They don't hand out the NBA's Defensive Player of the Year award six minutes into the first pre-season game, but if they did, then all of Doc Rivers' off-season praise for DeAndre Jordan is completely justified. Midway through the first ...
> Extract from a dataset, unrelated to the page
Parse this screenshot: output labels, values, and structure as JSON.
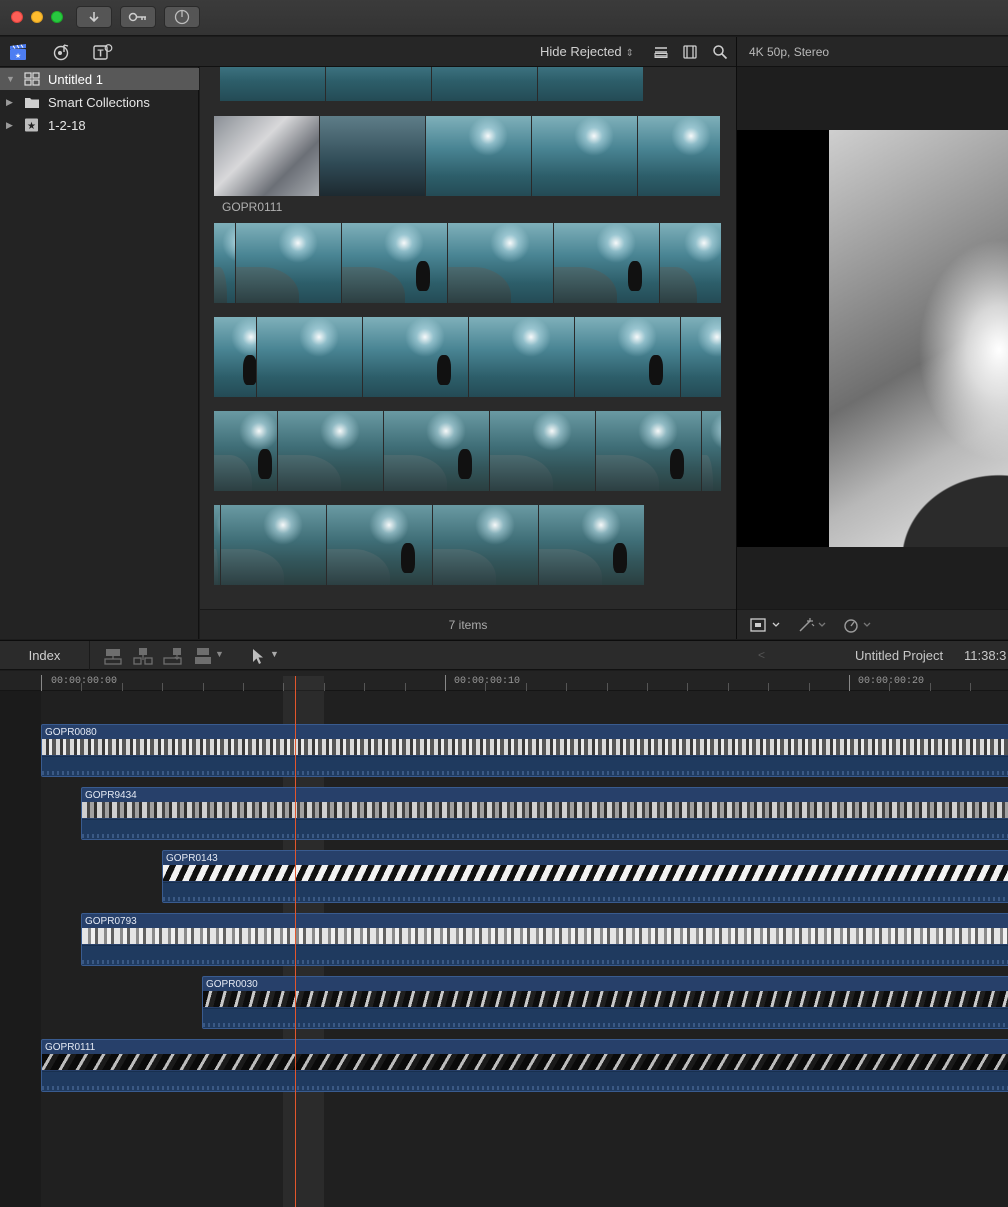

They don't hand out the NBA's Defensive Player of the Year award six minutes into the first pre-season game, but if they did, then all of Doc Rivers' off-season praise for DeAndre Jordan is completely justified. Midway through the first quarter of Monday night's pre-season opening win for the Los Angeles Clippers in Portland against the Blazers, Jordan had accumulated two steals, three rebounds and three blocked shots -- not to mention seven points. Those are per 36 averages of 42 points, 18 rebounds, 18 blocks and 12 steals -- wow, I guess he really is as good as Doc says. Seriously, Rivers has been heaping praise on Jordan since taking the head coaching job, up to and through calling him "by far the best player" in training camp last week. It's a blatant ploy to build up DJ's confidence, but as transparent as the strategy is, you have to allow for two possibilities: (1) Doc might sincerely believe in Jordan and (2) the strategy could really work since confidence is such an important part of performance. Watching DJ in Portland Monday, you couldn't help but be impressed. He finished with 16 points, eight rebounds, four blocks and two steals in just 21 total minutes and was indeed the proverbial best player on the court. Defensively it wasn't just the blocks and the steals -- he was a disruptive presence in the middle of the defense whenever he was on the court, which is exactly what Rivers wants him to be. He even made four out of five free throws -- don't count on that all season, but it was still nice to see. The Clippers starters (with Willie Green filling in for the very slightly injured J.J. Redick at shooting guard) were in complete control of the game whenever they were on the court. Jordan, Blake Griffin, Chris Paul and Jared Dudley all had plus/minus scores in the twenties -- and that was despite a rather lackluster performance from Griffin and nothing too special from Paul. Sadly, as good as the starters were, the non-starters were about as bad -- in fact, every bench player except for Ryan Hollins had a plus/minus in negative territory. But of course it's just pre-season, and the Blazers were without LaMarcus Aldridge, so let's not get ahead of ourselves, either with the praise or with the criticism. It's amazing how much this game simply confirmed what we already suspected about this Clippers team. If the team has a weakness, it is in the front court reserves. Byron Mullens shot 2-10, including 1-7 from beyond the arc. When they said he could shoot three-pointers, I assumed it meant more than simply attempting them -- I figured it meant that a reasonable number of them would actually go in. Antawn Jamison looked decent on offense, making 3-5 -- but is going to struggle to defend anyone. Hollins is what he is, no more and no less, and we know all about him from last season: let's hope the Clippers can do better. Lou Amundson played some garbage time minutes and did Lou Amundson things -- he hustled his way into a bunch of offensive rebounds, and then proceeded to miss a bunch of bunnies and turn the ball over looking bad in the process: he's all hustle and no skill. Brandon Davies caught an alley-oop for a dunk and worked hard, but is undersized and underskilled to be much help. Mullens is a real mystery to me. Or rather the mystery is what the coaching staff is saying to him in practice. It certainly appeared that the offensive sets were designed to get him open three pointers. But at the same time, any opponent that has access to statistics knows that he's 30% from out there on his career -- so you don't really have to run anything to get him open, he'll be open based on the fact that he's standing 24 feet from the basket. So when he goes back to the huddle after missing six of seven threes, are Rivers and Alvin Gentry saying to him "keep shooting that, we love that shot, we want that shot" or are they saying "WTF B.J.?" Stretch bigs need to do more than stand on the perimeter and shoot -- they have to make
1 day ago